7. Section 562 is intended to be used to prevent young persons from being committed to jail, where they may associate with hardened criminals, who may lead them further along the path of crime, and to help even men of more mature years, who for the first time may have committed crimes 'through ignorance or inadvertence or the had influence of others and who, but for such lapses, might be expected to make good citizens. In such cases a term of imprisonment may have the very opposite effect to that of which it was intended. Such persons would be sufficiently punished by the shame of having committed a crime and by the mental agony and disgrace that a trial in a criminal Court would involve. It was not intended that this section should be applied to experienced men of the world who deli berately flout the law and commit offences, I which they knew are strongly condemned by their superior officers, but which they (have persisted in doing in order that it might not be said of them that they have not been able to detect a petty crime. The criminal revision case is therefore allowed, and the order under Section 562 set aside.

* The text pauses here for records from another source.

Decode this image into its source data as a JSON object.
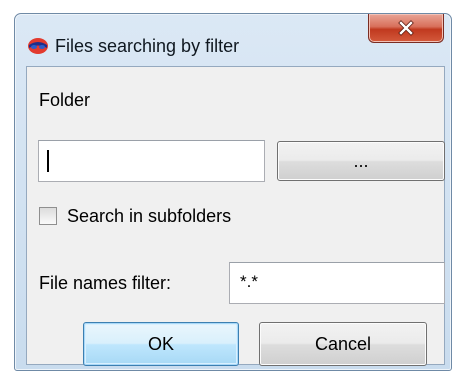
{
  "window": {
    "title": "Files searching by filter",
    "app_icon": "app-logo-icon",
    "close_icon": "close-icon"
  },
  "folder": {
    "label": "Folder",
    "value": "",
    "browse_label": "..."
  },
  "subfolders": {
    "label": "Search in subfolders",
    "checked": false
  },
  "filter": {
    "label": "File names filter:",
    "value": "*.*"
  },
  "buttons": {
    "ok_label": "OK",
    "cancel_label": "Cancel"
  },
  "colors": {
    "close_button": "#c0391f",
    "title_gradient_top": "#dbe8f5",
    "content_bg": "#f0f0f0",
    "default_button_border": "#3c7fb1"
  }
}
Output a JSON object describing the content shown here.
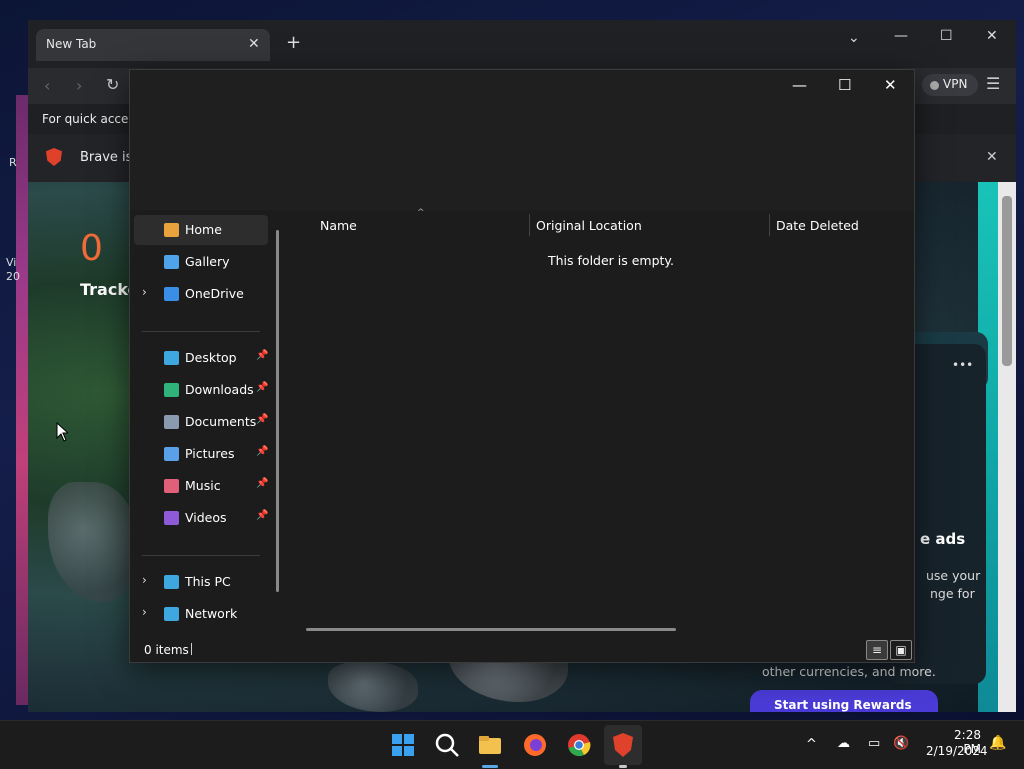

Accused 2 is sentenced to two months rigorous imprisonment and a fine of Rupees 20 on each count: and accused 3 to one month's rigorous imprisonment and a fine of Rs. 10. The sentences on accused 1 and 2 will run concurrently.